> TO DO: Your job is to restate each entry word for word.

··········

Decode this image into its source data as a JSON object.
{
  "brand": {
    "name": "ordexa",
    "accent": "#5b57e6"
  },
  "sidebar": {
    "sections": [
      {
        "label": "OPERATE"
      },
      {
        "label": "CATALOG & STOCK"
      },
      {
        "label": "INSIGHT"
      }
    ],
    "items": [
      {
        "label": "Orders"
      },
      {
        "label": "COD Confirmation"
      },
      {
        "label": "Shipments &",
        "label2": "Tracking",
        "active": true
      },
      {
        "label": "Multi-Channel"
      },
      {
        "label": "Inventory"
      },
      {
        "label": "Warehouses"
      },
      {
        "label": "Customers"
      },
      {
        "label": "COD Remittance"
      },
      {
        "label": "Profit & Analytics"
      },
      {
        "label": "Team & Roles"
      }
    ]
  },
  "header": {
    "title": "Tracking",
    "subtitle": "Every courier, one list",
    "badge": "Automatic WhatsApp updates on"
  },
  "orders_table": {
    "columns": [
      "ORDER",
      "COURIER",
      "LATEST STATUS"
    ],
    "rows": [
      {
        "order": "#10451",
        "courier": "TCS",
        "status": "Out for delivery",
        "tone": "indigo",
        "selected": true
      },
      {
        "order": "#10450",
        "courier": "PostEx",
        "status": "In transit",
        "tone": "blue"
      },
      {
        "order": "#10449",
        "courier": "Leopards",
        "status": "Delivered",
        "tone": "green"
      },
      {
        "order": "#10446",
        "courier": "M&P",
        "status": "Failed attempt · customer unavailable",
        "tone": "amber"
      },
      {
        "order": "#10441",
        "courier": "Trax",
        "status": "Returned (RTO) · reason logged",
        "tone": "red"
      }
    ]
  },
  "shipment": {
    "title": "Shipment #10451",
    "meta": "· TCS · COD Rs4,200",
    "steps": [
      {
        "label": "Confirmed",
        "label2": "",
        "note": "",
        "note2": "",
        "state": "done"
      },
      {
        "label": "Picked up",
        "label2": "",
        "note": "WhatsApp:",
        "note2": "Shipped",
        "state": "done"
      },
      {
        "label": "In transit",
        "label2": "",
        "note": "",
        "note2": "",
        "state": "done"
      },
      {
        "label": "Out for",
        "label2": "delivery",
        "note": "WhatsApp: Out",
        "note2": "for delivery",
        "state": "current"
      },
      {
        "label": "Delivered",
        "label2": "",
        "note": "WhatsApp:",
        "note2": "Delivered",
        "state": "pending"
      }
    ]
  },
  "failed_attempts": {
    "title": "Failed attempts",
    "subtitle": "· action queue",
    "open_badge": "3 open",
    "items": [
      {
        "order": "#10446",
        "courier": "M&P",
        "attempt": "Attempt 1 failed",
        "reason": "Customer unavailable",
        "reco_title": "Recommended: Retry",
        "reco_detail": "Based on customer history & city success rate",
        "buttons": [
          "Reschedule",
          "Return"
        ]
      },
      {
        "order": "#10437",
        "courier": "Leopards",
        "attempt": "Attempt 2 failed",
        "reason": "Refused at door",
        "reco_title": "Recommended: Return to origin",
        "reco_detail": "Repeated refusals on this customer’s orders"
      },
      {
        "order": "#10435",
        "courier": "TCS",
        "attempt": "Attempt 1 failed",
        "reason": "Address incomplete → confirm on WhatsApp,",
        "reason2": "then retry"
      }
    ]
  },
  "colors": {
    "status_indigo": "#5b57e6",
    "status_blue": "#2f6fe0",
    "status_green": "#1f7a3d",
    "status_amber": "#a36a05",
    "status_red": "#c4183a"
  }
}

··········

> FINAL ANSWER:
Decode this image into its source data as a JSON object.
{
  "brand": {
    "name": "ordexa",
    "accent": "#5b57e6"
  },
  "sidebar": {
    "sections": [
      {
        "label": "OPERATE"
      },
      {
        "label": "CATALOG & STOCK"
      },
      {
        "label": "INSIGHT"
      }
    ],
    "items": [
      {
        "label": "Orders"
      },
      {
        "label": "COD Confirmation"
      },
      {
        "label": "Shipments &",
        "label2": "Tracking",
        "active": true
      },
      {
        "label": "Multi-Channel"
      },
      {
        "label": "Inventory"
      },
      {
        "label": "Warehouses"
      },
      {
        "label": "Customers"
      },
      {
        "label": "COD Remittance"
      },
      {
        "label": "Profit & Analytics"
      },
      {
        "label": "Team & Roles"
      }
    ]
  },
  "header": {
    "title": "Tracking",
    "subtitle": "Every courier, one list",
    "badge": "Automatic WhatsApp updates on"
  },
  "orders_table": {
    "columns": [
      "ORDER",
      "COURIER",
      "LATEST STATUS"
    ],
    "rows": [
      {
        "order": "#10451",
        "courier": "TCS",
        "status": "Out for delivery",
        "tone": "indigo",
        "selected": true
      },
      {
        "order": "#10450",
        "courier": "PostEx",
        "status": "In transit",
        "tone": "blue"
      },
      {
        "order": "#10449",
        "courier": "Leopards",
        "status": "Delivered",
        "tone": "green"
      },
      {
        "order": "#10446",
        "courier": "M&P",
        "status": "Failed attempt · customer unavailable",
        "tone": "amber"
      },
      {
        "order": "#10441",
        "courier": "Trax",
        "status": "Returned (RTO) · reason logged",
        "tone": "red"
      }
    ]
  },
  "shipment": {
    "title": "Shipment #10451",
    "meta": "· TCS · COD Rs4,200",
    "steps": [
      {
        "label": "Confirmed",
        "label2": "",
        "note": "",
        "note2": "",
        "state": "done"
      },
      {
        "label": "Picked up",
        "label2": "",
        "note": "WhatsApp:",
        "note2": "Shipped",
        "state": "done"
      },
      {
        "label": "In transit",
        "label2": "",
        "note": "",
        "note2": "",
        "state": "done"
      },
      {
        "label": "Out for",
        "label2": "delivery",
        "note": "WhatsApp: Out",
        "note2": "for delivery",
        "state": "current"
      },
      {
        "label": "Delivered",
        "label2": "",
        "note": "WhatsApp:",
        "note2": "Delivered",
        "state": "pending"
      }
    ]
  },
  "failed_attempts": {
    "title": "Failed attempts",
    "subtitle": "· action queue",
    "open_badge": "3 open",
    "items": [
      {
        "order": "#10446",
        "courier": "M&P",
        "attempt": "Attempt 1 failed",
        "reason": "Customer unavailable",
        "reco_title": "Recommended: Retry",
        "reco_detail": "Based on customer history & city success rate",
        "buttons": [
          "Reschedule",
          "Return"
        ]
      },
      {
        "order": "#10437",
        "courier": "Leopards",
        "attempt": "Attempt 2 failed",
        "reason": "Refused at door",
        "reco_title": "Recommended: Return to origin",
        "reco_detail": "Repeated refusals on this customer’s orders"
      },
      {
        "order": "#10435",
        "courier": "TCS",
        "attempt": "Attempt 1 failed",
        "reason": "Address incomplete → confirm on WhatsApp,",
        "reason2": "then retry"
      }
    ]
  },
  "colors": {
    "status_indigo": "#5b57e6",
    "status_blue": "#2f6fe0",
    "status_green": "#1f7a3d",
    "status_amber": "#a36a05",
    "status_red": "#c4183a"
  }
}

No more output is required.